    To equate the United States with regimes bent on absolute domination of the people is neo-marxism's take on the post-Soviet world.   The United States is not the problem in Iraq or Afghanistan; it's the people that do in fact have the ideology of the regimes you accuse the United States as having.

    Not the problem... (5.00 / 1) (#21)
    by desertswine on Tue Jun 26, 2007 at 03:06:29 PM EST
    "The United States is not the problem in Iraq or Afghanistan..."

    Perhaps you can explain this to her...

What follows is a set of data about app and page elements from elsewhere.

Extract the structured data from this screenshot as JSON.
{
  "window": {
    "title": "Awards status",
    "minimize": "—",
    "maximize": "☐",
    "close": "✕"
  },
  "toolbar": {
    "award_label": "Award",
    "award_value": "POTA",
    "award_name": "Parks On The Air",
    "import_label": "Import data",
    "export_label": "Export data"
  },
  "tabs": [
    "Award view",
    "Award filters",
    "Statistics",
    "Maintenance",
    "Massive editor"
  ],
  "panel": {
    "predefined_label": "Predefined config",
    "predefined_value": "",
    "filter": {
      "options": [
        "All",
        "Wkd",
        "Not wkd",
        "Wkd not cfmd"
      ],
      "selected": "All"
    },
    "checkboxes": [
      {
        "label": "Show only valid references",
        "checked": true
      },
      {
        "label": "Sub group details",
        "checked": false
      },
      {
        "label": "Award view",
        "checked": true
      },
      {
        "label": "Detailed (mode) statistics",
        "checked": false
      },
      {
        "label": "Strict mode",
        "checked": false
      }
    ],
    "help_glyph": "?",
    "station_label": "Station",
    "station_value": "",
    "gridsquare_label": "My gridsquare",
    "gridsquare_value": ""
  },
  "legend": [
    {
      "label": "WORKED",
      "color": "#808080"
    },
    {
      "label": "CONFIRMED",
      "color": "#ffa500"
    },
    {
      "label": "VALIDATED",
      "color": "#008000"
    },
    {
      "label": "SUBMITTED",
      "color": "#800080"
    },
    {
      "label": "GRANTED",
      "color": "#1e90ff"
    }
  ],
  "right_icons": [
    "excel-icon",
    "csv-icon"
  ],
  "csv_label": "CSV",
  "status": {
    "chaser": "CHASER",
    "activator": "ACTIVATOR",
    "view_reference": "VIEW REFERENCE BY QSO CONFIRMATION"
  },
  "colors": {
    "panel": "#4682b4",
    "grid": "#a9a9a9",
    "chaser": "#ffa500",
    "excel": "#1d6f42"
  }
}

    I'm sure your empty words will be such a comfort.


    Thanks for not linking to the (none / 0) (#24)
    by Edger on Tue Jun 26, 2007 at 03:44:59 PM EST
    article the picture came from, Desertswine. I sometimes almost wish I didn't ask so many questions......
    Americans were horrified this week when CBS News broke Lara Logan's story of US soldiers uncovering an orphanage in Iraq in which the children were left naked, chained to their beds, malnourished and generally neglected.  How could human beings treat other human beings, especially children, this way?  The natural instinct was to pick up a child, and hold them, as CBS' follow up stories showed our soldiers doing.

    How then, can we account for this: This weekend, US warplanes working with Special Operations units bombed a set of buildings in Afghanistan in the belief that Taliban or al Qaeda fighters were hiding there.  The initial AP report carried by MSNBC noted that when the smoke cleared, searchers found the bombs had killed seven children.

    This is what keeps me awake... (none / 0) (#25)
    by desertswine on Tue Jun 26, 2007 at 04:07:04 PM EST
    at night. Have you ever seen such eyes?

    Yes... (none / 0) (#26)
    by Edger on Tue Jun 26, 2007 at 04:09:30 PM EST
    I don't want to see anymore like that....

    You've explained all this (none / 0) (#19)
    by Edger on Tue Jun 26, 2007 at 01:43:46 PM EST
    to the Iraqi people and to the Afghani people, of course, fritzo?

    You have, haven't you?

    Carefully, I hope.

    The Iraqis, at least, might like to have a word with you.

    I'm sure the Afghanis might have something to say to you as well.


    Neomarxism? (none / 0) (#20)
    by Al on Tue Jun 26, 2007 at 01:44:12 PM EST
    I hadn't heard that one before.

    The United States is not the problem in Iraq or Afghanistan

    The US is certainly not part of the solution.

    It is quite clear that military occupation only serves to aggravate existing problems and create new ones. Six years into the occupation of Iraq and Afghanistan, and what have you achieved? What has Guantanamo achieved?

    But you probably don't care. Basically, you're angry, and you want to kill people.


    but they are the same (none / 0) (#23)
    by Sailor on Tue Jun 26, 2007 at 03:27:34 PM EST
    To equate the United States with regimes bent on absolute domination
    that's exactly the neoclown position. Take over the ME and dominate the world.

    Secret prisons, kidnapping, torture, no habeus ... 'ye shall know them by their actions.'


    Fine Americans (5.00 / 2) (#15)
    by Al on Tue Jun 26, 2007 at 10:17:18 AM EST
    Fine Americans on the front lines are diligently working to expose these bastards

    The moment you waterboard someone, you cease to be a "fine American".


    hearsay evidence (none / 0) (#29)
    by diogenes on Tue Jun 26, 2007 at 09:26:07 PM EST
    There was no ban on hearsay evidence inthe International Criminal Court, the International Criminal Tribunals for the former Yugoslavia and Rwanda, and the Special Court for Sierra Leone.  The Nuremberg trials also did not ban hearsay evidence.  This is part of Morris Davis' argument in the article, but interestingly is not excerpted.